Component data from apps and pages
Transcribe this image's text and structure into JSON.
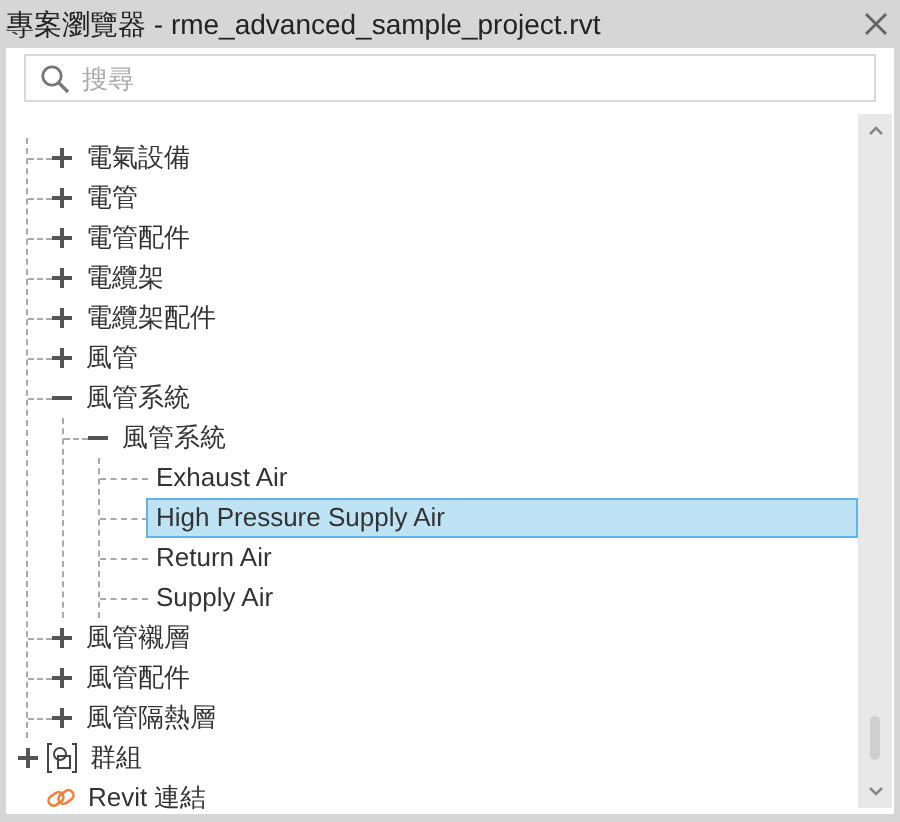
{
  "window": {
    "title": "專案瀏覽器 - rme_advanced_sample_project.rvt"
  },
  "search": {
    "placeholder": "搜尋"
  },
  "tree": {
    "scrolled_branch": [
      {
        "label": "電氣設備",
        "expanded": false,
        "selected": false
      },
      {
        "label": "電管",
        "expanded": false,
        "selected": false
      },
      {
        "label": "電管配件",
        "expanded": false,
        "selected": false
      },
      {
        "label": "電纜架",
        "expanded": false,
        "selected": false
      },
      {
        "label": "電纜架配件",
        "expanded": false,
        "selected": false
      },
      {
        "label": "風管",
        "expanded": false,
        "selected": false
      },
      {
        "label": "風管系統",
        "expanded": true,
        "selected": false,
        "children": [
          {
            "label": "風管系統",
            "expanded": true,
            "selected": false,
            "children": [
              {
                "label": "Exhaust Air",
                "selected": false
              },
              {
                "label": "High Pressure Supply Air",
                "selected": true
              },
              {
                "label": "Return Air",
                "selected": false
              },
              {
                "label": "Supply Air",
                "selected": false
              }
            ]
          }
        ]
      },
      {
        "label": "風管襯層",
        "expanded": false,
        "selected": false
      },
      {
        "label": "風管配件",
        "expanded": false,
        "selected": false
      },
      {
        "label": "風管隔熱層",
        "expanded": false,
        "selected": false
      }
    ],
    "root_items": [
      {
        "kind": "group",
        "label": "群組",
        "expanded": false,
        "selected": false
      },
      {
        "kind": "link",
        "label": "Revit 連結",
        "selected": false
      }
    ]
  }
}
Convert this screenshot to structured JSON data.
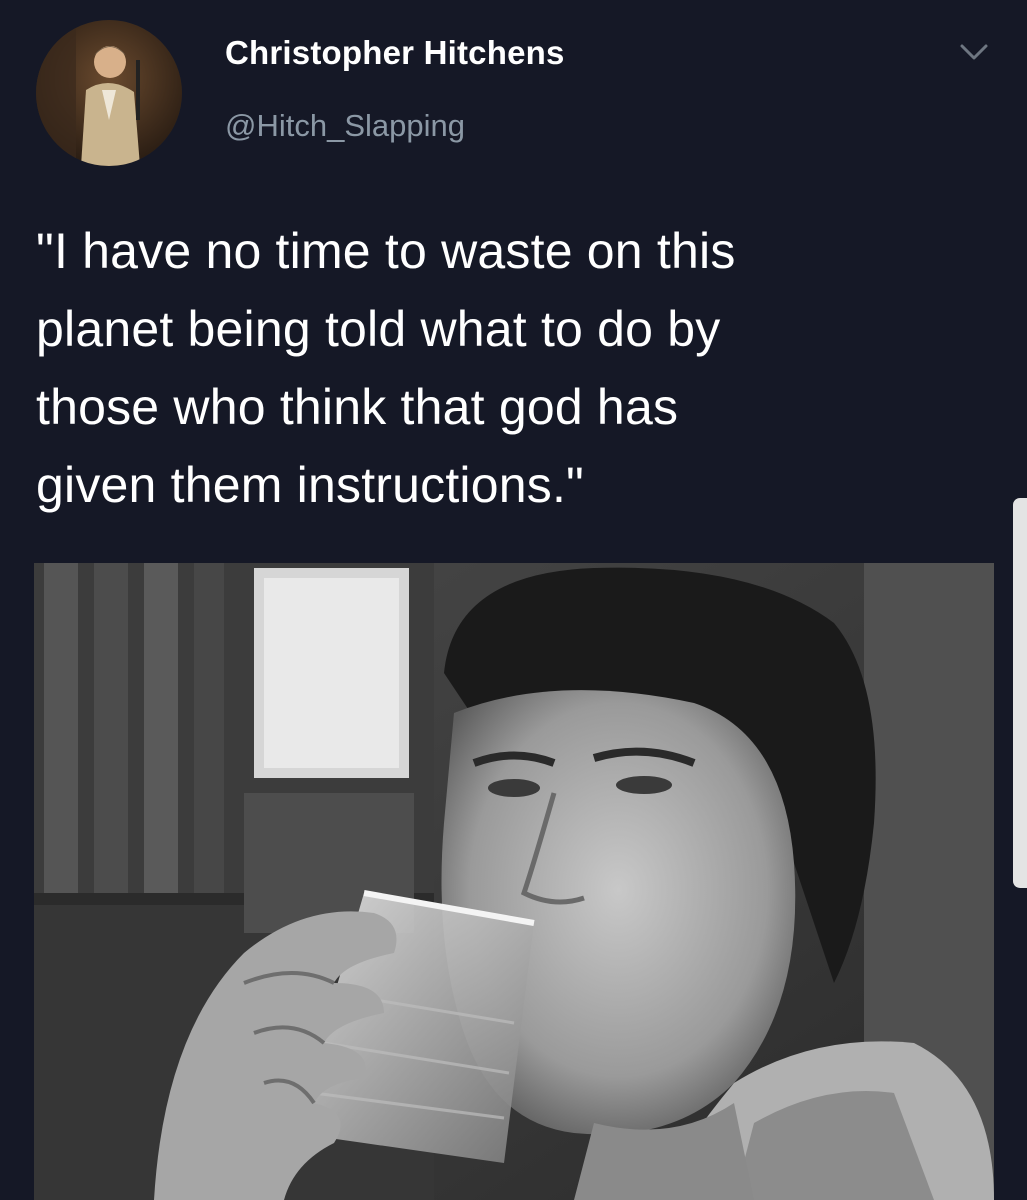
{
  "author": {
    "display_name": "Christopher Hitchens",
    "handle": "@Hitch_Slapping"
  },
  "tweet": {
    "text": "\"I have no time to waste on this\nplanet being told what to do by\nthose who think that god has\ngiven them instructions.\""
  },
  "icons": {
    "avatar": "profile-photo",
    "menu": "chevron-down-icon"
  },
  "colors": {
    "background": "#151826",
    "name": "#ffffff",
    "handle": "#8b98a5",
    "text": "#ffffff"
  }
}
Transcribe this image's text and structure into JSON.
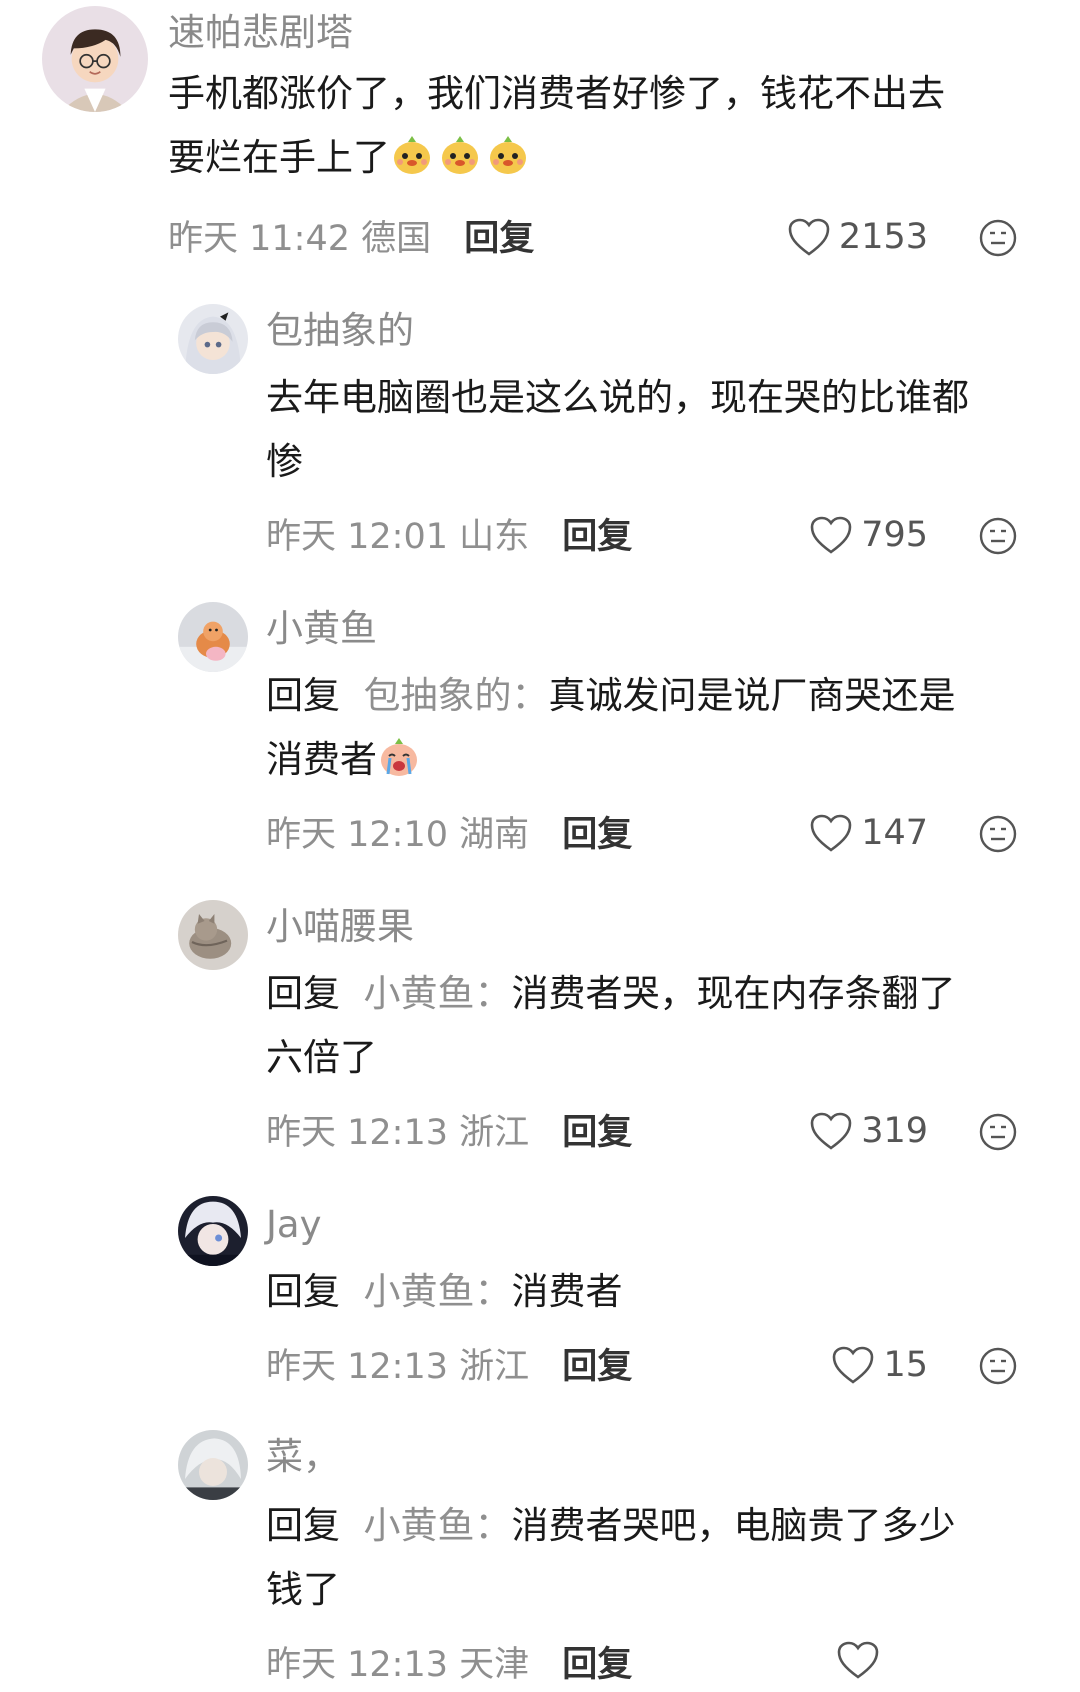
{
  "comments": [
    {
      "username": "速帕悲剧塔",
      "text_line1": "手机都涨价了，我们消费者好惨了，钱花不出去",
      "text_line2": "要烂在手上了",
      "emojis": [
        "fruit-face-emoji",
        "fruit-face-emoji",
        "fruit-face-emoji"
      ],
      "time": "昨天 11:42",
      "location": "德国",
      "reply_label": "回复",
      "likes": "2153"
    },
    {
      "username": "包抽象的",
      "text_line1": "去年电脑圈也是这么说的，现在哭的比谁都",
      "text_line2": "惨",
      "time": "昨天 12:01",
      "location": "山东",
      "reply_label": "回复",
      "likes": "795"
    },
    {
      "username": "小黄鱼",
      "reply_word": "回复",
      "reply_target": "包抽象的：",
      "text_line1": "真诚发问是说厂商哭还是",
      "text_line2": "消费者",
      "emojis": [
        "crying-face-emoji"
      ],
      "time": "昨天 12:10",
      "location": "湖南",
      "reply_label": "回复",
      "likes": "147"
    },
    {
      "username": "小喵腰果",
      "reply_word": "回复",
      "reply_target": "小黄鱼：",
      "text_line1": "消费者哭，现在内存条翻了",
      "text_line2": "六倍了",
      "time": "昨天 12:13",
      "location": "浙江",
      "reply_label": "回复",
      "likes": "319"
    },
    {
      "username": "Jay",
      "reply_word": "回复",
      "reply_target": "小黄鱼：",
      "text_line1": "消费者",
      "time": "昨天 12:13",
      "location": "浙江",
      "reply_label": "回复",
      "likes": "15"
    },
    {
      "username": "菜，",
      "reply_word": "回复",
      "reply_target": "小黄鱼：",
      "text_line1": "消费者哭吧，电脑贵了多少",
      "text_line2": "钱了",
      "time": "昨天 12:13",
      "location": "天津",
      "reply_label": "回复",
      "likes": ""
    }
  ],
  "icons": {
    "like": "heart-outline-icon",
    "dislike": "neutral-face-icon"
  }
}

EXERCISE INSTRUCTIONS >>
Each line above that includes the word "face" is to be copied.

RESULT BELOW >>
        "fruit-face-emoji",
        "fruit-face-emoji",
        "fruit-face-emoji"
        "crying-face-emoji"
    "dislike": "neutral-face-icon"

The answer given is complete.